Black Democrats are urging Joe Biden to resist growing pressure from the left to impose an anti-Wall Street purity test on his hiring decisions if elected, warning that it threatens the party’s desire to boost diversity in powerful executive branch posts https://t.co/xtzKhWOlGH— POLITICO (@politico) September 7, 2020
The debate over whether corporate insiders should be in the mix for Cabinet positions is shaping up to be a major point of tension within the party.
By ZACHARY WARMBRODT
09/07/2020 07:00 AM EDT
Black Democrats are urging Joe Biden to resist growing pressure from the left to impose an anti-Wall Street purity test on his hiring decisions if elected, warning that it threatens the party’s desire to boost diversity in powerful executive branch posts.
Progressives have been calling on Biden to take a hard line in filling out his Cabinet, with groups such as Justice Democrats and Sunrise Movement demanding that he pledge to appoint “zero” current or former Wall Street executives or corporate lobbyists to his administration.
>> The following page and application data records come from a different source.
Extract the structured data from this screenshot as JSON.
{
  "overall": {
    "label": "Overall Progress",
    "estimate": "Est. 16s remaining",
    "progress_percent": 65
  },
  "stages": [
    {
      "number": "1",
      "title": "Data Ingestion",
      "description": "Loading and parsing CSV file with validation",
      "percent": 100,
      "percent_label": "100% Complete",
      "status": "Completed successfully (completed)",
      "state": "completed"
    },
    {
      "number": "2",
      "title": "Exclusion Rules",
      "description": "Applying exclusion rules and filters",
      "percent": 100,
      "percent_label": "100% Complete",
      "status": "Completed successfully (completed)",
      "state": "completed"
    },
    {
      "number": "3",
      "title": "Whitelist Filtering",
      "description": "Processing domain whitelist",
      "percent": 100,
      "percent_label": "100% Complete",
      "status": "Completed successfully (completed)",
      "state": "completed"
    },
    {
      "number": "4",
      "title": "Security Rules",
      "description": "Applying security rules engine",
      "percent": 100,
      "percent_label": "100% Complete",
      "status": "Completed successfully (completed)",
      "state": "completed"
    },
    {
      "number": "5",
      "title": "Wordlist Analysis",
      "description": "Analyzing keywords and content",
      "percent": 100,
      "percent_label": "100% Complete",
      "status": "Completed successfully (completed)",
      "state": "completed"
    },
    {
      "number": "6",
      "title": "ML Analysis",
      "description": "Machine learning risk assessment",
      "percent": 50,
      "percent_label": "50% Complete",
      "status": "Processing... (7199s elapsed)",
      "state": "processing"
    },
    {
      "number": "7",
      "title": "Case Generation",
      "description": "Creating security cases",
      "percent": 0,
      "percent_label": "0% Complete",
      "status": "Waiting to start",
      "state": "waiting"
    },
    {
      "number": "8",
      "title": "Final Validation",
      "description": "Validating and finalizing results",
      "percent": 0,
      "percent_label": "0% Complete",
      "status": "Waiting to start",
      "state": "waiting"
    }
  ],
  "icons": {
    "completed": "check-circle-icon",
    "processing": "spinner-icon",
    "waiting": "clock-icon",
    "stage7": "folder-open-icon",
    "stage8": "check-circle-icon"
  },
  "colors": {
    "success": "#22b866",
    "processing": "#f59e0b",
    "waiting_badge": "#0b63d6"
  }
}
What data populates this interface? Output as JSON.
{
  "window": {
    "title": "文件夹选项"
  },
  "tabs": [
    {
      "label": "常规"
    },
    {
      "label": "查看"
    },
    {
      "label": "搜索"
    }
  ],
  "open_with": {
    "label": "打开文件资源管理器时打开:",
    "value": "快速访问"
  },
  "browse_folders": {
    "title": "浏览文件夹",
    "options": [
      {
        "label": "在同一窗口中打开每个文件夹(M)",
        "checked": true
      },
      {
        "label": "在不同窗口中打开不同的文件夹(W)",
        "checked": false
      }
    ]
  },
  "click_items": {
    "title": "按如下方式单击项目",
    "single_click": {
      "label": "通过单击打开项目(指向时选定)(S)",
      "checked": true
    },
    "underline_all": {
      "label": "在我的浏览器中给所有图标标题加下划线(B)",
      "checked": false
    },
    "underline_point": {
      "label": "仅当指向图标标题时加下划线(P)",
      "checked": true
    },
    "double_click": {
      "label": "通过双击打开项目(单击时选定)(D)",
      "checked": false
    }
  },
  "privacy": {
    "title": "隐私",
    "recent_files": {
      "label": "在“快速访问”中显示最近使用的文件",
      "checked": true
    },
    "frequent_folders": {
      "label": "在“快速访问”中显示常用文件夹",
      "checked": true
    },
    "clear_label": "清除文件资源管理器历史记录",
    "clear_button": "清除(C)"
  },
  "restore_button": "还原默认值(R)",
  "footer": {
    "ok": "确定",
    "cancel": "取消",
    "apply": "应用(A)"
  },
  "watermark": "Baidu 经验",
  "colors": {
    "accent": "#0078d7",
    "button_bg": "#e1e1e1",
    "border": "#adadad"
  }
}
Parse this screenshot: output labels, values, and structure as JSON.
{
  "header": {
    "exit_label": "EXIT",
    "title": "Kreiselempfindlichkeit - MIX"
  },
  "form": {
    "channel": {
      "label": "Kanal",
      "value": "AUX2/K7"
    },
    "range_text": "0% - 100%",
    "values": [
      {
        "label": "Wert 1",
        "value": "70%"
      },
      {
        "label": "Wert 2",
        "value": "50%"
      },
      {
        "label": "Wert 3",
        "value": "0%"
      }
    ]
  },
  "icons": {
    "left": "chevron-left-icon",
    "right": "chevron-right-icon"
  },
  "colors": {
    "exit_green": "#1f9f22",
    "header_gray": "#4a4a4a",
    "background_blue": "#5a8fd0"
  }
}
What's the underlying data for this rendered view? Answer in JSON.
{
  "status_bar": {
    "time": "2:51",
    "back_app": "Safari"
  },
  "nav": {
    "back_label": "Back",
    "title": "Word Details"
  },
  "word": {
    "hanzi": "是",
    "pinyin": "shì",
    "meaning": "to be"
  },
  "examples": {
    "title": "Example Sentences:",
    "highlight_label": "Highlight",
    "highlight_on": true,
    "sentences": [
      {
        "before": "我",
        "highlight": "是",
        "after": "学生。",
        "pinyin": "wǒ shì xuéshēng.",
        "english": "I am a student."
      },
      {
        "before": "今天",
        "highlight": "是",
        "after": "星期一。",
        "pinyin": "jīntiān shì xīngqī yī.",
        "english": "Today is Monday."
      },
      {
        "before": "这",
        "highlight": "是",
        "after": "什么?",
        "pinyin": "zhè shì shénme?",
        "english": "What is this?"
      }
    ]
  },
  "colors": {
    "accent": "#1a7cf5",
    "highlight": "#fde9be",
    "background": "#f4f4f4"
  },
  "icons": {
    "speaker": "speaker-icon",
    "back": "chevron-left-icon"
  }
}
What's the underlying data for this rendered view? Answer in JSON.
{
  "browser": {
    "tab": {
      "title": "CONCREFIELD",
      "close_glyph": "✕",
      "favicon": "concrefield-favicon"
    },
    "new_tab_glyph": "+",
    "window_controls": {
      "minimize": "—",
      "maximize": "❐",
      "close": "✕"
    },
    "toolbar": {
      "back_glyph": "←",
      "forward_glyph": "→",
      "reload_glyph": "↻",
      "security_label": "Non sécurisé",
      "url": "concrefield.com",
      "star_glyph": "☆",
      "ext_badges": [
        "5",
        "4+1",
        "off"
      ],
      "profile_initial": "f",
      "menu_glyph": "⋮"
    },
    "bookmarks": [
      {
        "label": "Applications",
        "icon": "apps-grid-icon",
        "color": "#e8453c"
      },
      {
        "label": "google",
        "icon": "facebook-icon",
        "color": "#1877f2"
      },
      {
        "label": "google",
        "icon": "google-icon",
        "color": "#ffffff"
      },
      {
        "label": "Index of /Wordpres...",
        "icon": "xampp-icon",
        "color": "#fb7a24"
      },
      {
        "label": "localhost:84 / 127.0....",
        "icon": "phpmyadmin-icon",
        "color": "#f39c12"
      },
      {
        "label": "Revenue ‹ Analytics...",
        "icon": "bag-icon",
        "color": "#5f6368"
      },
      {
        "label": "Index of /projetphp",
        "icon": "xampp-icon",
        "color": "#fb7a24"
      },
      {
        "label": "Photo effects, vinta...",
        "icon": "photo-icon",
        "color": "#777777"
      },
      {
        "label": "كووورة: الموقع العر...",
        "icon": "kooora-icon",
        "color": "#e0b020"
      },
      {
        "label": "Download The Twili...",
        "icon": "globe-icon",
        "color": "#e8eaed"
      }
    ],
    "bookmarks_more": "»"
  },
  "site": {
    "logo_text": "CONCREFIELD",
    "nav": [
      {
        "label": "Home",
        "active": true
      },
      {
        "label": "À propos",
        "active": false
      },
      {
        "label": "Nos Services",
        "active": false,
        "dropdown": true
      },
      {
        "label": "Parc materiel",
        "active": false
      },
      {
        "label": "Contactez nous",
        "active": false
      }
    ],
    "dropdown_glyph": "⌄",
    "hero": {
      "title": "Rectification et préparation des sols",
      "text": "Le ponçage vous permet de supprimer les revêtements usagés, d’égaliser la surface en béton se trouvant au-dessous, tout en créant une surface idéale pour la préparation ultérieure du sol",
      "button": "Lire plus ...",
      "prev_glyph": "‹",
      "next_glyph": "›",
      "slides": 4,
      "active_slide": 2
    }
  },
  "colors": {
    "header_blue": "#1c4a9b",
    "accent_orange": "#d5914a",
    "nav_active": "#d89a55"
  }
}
But Black Democrats on Capitol Hill and on K Street say that’s in direct conflict with the party’s overarching diversity goals and would keep many people of color, including those with ties to the financial world, from ascending to key positions long dominated by white males….
Black business leaders that Democrats have floated for potential Biden Cabinet positions include Roger Ferguson, the CEO of financial services giant TIAA and a onetime vice chair of the Federal Reserve, as well as John Rogers and Mellody Hobson [Mrs. George Lucas], the co-CEOs of Ariel Investments.
These are not unimpressive individuals. Rogers is from the Very Talented Tenth of One Percent: his mother was a cabinet undersecretary in two Republican presidential administrations. He has close ties to the Obamas because he and Michelle’s big brother Craig were teammates on the Princeton basketball team. I can recall reading an interview with Rogers about 30 years ago in Chicago Business about the investment strategy of the fund he started with family money and thinking he sounded sensible and realistic. Here’s the highlight of Rogers’ entire life—the Spike Lee-sized rich guy defeating Michael Jordan one-on-one at Jordan’s fantasy basketball camp for zillionaires:
More generally, a fat and happy financial sector is one that can afford to offer a lot of affirmative action jobs to elite blacks.